▶ YOUR INSTRUCTIONS
In this exercise, every entry is to be copied exactly.

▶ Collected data
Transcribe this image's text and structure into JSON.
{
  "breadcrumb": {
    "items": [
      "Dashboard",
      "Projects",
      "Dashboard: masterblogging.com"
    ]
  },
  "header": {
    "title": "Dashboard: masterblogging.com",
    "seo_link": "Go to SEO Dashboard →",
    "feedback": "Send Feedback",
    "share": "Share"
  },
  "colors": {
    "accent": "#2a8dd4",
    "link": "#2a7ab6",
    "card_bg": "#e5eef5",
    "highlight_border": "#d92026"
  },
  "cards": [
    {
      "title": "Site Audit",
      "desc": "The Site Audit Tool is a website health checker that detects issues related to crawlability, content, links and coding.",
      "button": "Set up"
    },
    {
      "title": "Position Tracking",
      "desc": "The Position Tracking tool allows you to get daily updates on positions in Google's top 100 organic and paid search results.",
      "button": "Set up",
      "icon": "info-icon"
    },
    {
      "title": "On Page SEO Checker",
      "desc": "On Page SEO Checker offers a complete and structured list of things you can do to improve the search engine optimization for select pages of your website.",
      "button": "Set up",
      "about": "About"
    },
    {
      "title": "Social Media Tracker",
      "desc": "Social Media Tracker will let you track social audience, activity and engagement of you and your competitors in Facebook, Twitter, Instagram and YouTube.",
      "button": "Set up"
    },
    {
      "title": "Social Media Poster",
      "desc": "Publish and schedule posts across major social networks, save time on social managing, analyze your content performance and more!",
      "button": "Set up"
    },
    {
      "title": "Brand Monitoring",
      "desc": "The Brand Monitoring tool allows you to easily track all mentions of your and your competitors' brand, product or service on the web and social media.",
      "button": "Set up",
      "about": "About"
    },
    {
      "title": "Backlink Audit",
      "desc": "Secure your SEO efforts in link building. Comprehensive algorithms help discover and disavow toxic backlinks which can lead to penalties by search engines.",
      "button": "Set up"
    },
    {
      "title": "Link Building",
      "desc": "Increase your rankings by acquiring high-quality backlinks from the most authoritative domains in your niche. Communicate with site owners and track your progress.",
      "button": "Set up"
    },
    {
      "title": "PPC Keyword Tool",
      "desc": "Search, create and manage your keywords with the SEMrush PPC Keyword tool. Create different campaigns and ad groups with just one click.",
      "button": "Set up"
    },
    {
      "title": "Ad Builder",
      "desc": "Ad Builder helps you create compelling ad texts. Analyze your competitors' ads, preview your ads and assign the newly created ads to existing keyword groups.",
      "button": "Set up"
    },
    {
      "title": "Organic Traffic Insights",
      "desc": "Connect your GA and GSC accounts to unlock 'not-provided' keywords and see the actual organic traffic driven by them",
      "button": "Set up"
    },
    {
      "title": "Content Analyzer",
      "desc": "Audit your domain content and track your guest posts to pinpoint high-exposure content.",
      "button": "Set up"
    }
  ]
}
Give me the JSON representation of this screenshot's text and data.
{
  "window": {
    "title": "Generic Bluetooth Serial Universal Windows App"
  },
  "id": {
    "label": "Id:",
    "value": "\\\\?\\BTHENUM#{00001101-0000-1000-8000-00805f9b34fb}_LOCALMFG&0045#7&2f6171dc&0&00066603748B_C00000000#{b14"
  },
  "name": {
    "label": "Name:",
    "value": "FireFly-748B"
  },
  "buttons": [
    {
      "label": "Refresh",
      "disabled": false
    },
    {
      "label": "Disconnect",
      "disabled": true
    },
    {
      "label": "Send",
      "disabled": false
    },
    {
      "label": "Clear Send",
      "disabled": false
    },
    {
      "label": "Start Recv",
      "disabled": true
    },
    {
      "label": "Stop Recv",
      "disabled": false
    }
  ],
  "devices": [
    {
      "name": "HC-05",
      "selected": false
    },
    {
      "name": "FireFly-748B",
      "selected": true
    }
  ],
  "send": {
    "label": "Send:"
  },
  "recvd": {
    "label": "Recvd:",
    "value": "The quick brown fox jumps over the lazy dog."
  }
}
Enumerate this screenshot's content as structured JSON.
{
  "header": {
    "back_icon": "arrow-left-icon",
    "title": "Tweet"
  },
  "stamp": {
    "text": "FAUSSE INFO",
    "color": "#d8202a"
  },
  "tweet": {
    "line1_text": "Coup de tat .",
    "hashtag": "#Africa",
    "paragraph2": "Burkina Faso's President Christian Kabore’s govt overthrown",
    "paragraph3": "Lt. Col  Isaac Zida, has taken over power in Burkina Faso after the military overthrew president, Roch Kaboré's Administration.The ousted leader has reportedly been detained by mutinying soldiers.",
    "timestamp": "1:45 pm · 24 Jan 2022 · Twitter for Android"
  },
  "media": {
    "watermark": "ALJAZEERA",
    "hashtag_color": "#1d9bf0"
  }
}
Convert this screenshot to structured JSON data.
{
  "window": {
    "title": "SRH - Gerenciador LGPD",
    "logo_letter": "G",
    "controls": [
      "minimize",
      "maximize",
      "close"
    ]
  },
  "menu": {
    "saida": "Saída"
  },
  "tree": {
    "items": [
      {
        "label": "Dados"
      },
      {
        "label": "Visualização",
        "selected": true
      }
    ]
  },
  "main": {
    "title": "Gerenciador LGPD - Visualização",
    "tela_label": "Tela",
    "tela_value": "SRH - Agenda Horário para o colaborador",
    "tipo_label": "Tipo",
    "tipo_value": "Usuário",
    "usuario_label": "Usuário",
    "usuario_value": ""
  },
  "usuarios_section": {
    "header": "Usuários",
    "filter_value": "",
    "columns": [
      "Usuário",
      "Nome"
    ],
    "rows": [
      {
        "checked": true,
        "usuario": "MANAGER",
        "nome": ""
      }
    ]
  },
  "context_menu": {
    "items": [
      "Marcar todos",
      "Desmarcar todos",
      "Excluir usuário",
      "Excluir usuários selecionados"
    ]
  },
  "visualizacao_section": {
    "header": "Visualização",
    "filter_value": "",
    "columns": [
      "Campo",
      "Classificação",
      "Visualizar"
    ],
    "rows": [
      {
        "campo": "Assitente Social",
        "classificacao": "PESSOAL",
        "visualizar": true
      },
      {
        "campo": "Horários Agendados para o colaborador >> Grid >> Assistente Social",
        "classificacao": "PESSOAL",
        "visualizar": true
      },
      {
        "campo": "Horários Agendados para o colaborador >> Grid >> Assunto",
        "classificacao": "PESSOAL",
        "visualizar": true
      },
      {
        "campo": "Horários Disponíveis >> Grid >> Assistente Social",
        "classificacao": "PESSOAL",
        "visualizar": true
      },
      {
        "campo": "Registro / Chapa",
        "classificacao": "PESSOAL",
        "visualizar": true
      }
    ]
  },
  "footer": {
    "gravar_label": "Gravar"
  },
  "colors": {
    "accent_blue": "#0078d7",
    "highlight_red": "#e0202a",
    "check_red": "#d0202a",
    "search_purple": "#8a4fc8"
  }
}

▶ REPLY TO THE EXERCISE
Transcribe this image's text and structure into JSON.
{
  "breadcrumb": {
    "items": [
      "Dashboard",
      "Projects",
      "Dashboard: masterblogging.com"
    ]
  },
  "header": {
    "title": "Dashboard: masterblogging.com",
    "seo_link": "Go to SEO Dashboard →",
    "feedback": "Send Feedback",
    "share": "Share"
  },
  "colors": {
    "accent": "#2a8dd4",
    "link": "#2a7ab6",
    "card_bg": "#e5eef5",
    "highlight_border": "#d92026"
  },
  "cards": [
    {
      "title": "Site Audit",
      "desc": "The Site Audit Tool is a website health checker that detects issues related to crawlability, content, links and coding.",
      "button": "Set up"
    },
    {
      "title": "Position Tracking",
      "desc": "The Position Tracking tool allows you to get daily updates on positions in Google's top 100 organic and paid search results.",
      "button": "Set up",
      "icon": "info-icon"
    },
    {
      "title": "On Page SEO Checker",
      "desc": "On Page SEO Checker offers a complete and structured list of things you can do to improve the search engine optimization for select pages of your website.",
      "button": "Set up",
      "about": "About"
    },
    {
      "title": "Social Media Tracker",
      "desc": "Social Media Tracker will let you track social audience, activity and engagement of you and your competitors in Facebook, Twitter, Instagram and YouTube.",
      "button": "Set up"
    },
    {
      "title": "Social Media Poster",
      "desc": "Publish and schedule posts across major social networks, save time on social managing, analyze your content performance and more!",
      "button": "Set up"
    },
    {
      "title": "Brand Monitoring",
      "desc": "The Brand Monitoring tool allows you to easily track all mentions of your and your competitors' brand, product or service on the web and social media.",
      "button": "Set up",
      "about": "About"
    },
    {
      "title": "Backlink Audit",
      "desc": "Secure your SEO efforts in link building. Comprehensive algorithms help discover and disavow toxic backlinks which can lead to penalties by search engines.",
      "button": "Set up"
    },
    {
      "title": "Link Building",
      "desc": "Increase your rankings by acquiring high-quality backlinks from the most authoritative domains in your niche. Communicate with site owners and track your progress.",
      "button": "Set up"
    },
    {
      "title": "PPC Keyword Tool",
      "desc": "Search, create and manage your keywords with the SEMrush PPC Keyword tool. Create different campaigns and ad groups with just one click.",
      "button": "Set up"
    },
    {
      "title": "Ad Builder",
      "desc": "Ad Builder helps you create compelling ad texts. Analyze your competitors' ads, preview your ads and assign the newly created ads to existing keyword groups.",
      "button": "Set up"
    },
    {
      "title": "Organic Traffic Insights",
      "desc": "Connect your GA and GSC accounts to unlock 'not-provided' keywords and see the actual organic traffic driven by them",
      "button": "Set up"
    },
    {
      "title": "Content Analyzer",
      "desc": "Audit your domain content and track your guest posts to pinpoint high-exposure content.",
      "button": "Set up"
    }
  ]
}
Give me the JSON representation of this screenshot's text and data.
{
  "window": {
    "title": "Generic Bluetooth Serial Universal Windows App"
  },
  "id": {
    "label": "Id:",
    "value": "\\\\?\\BTHENUM#{00001101-0000-1000-8000-00805f9b34fb}_LOCALMFG&0045#7&2f6171dc&0&00066603748B_C00000000#{b14"
  },
  "name": {
    "label": "Name:",
    "value": "FireFly-748B"
  },
  "buttons": [
    {
      "label": "Refresh",
      "disabled": false
    },
    {
      "label": "Disconnect",
      "disabled": true
    },
    {
      "label": "Send",
      "disabled": false
    },
    {
      "label": "Clear Send",
      "disabled": false
    },
    {
      "label": "Start Recv",
      "disabled": true
    },
    {
      "label": "Stop Recv",
      "disabled": false
    }
  ],
  "devices": [
    {
      "name": "HC-05",
      "selected": false
    },
    {
      "name": "FireFly-748B",
      "selected": true
    }
  ],
  "send": {
    "label": "Send:"
  },
  "recvd": {
    "label": "Recvd:",
    "value": "The quick brown fox jumps over the lazy dog."
  }
}
Enumerate this screenshot's content as structured JSON.
{
  "header": {
    "back_icon": "arrow-left-icon",
    "title": "Tweet"
  },
  "stamp": {
    "text": "FAUSSE INFO",
    "color": "#d8202a"
  },
  "tweet": {
    "line1_text": "Coup de tat .",
    "hashtag": "#Africa",
    "paragraph2": "Burkina Faso's President Christian Kabore’s govt overthrown",
    "paragraph3": "Lt. Col  Isaac Zida, has taken over power in Burkina Faso after the military overthrew president, Roch Kaboré's Administration.The ousted leader has reportedly been detained by mutinying soldiers.",
    "timestamp": "1:45 pm · 24 Jan 2022 · Twitter for Android"
  },
  "media": {
    "watermark": "ALJAZEERA",
    "hashtag_color": "#1d9bf0"
  }
}
Convert this screenshot to structured JSON data.
{
  "window": {
    "title": "SRH - Gerenciador LGPD",
    "logo_letter": "G",
    "controls": [
      "minimize",
      "maximize",
      "close"
    ]
  },
  "menu": {
    "saida": "Saída"
  },
  "tree": {
    "items": [
      {
        "label": "Dados"
      },
      {
        "label": "Visualização",
        "selected": true
      }
    ]
  },
  "main": {
    "title": "Gerenciador LGPD - Visualização",
    "tela_label": "Tela",
    "tela_value": "SRH - Agenda Horário para o colaborador",
    "tipo_label": "Tipo",
    "tipo_value": "Usuário",
    "usuario_label": "Usuário",
    "usuario_value": ""
  },
  "usuarios_section": {
    "header": "Usuários",
    "filter_value": "",
    "columns": [
      "Usuário",
      "Nome"
    ],
    "rows": [
      {
        "checked": true,
        "usuario": "MANAGER",
        "nome": ""
      }
    ]
  },
  "context_menu": {
    "items": [
      "Marcar todos",
      "Desmarcar todos",
      "Excluir usuário",
      "Excluir usuários selecionados"
    ]
  },
  "visualizacao_section": {
    "header": "Visualização",
    "filter_value": "",
    "columns": [
      "Campo",
      "Classificação",
      "Visualizar"
    ],
    "rows": [
      {
        "campo": "Assitente Social",
        "classificacao": "PESSOAL",
        "visualizar": true
      },
      {
        "campo": "Horários Agendados para o colaborador >> Grid >> Assistente Social",
        "classificacao": "PESSOAL",
        "visualizar": true
      },
      {
        "campo": "Horários Agendados para o colaborador >> Grid >> Assunto",
        "classificacao": "PESSOAL",
        "visualizar": true
      },
      {
        "campo": "Horários Disponíveis >> Grid >> Assistente Social",
        "classificacao": "PESSOAL",
        "visualizar": true
      },
      {
        "campo": "Registro / Chapa",
        "classificacao": "PESSOAL",
        "visualizar": true
      }
    ]
  },
  "footer": {
    "gravar_label": "Gravar"
  },
  "colors": {
    "accent_blue": "#0078d7",
    "highlight_red": "#e0202a",
    "check_red": "#d0202a",
    "search_purple": "#8a4fc8"
  }
}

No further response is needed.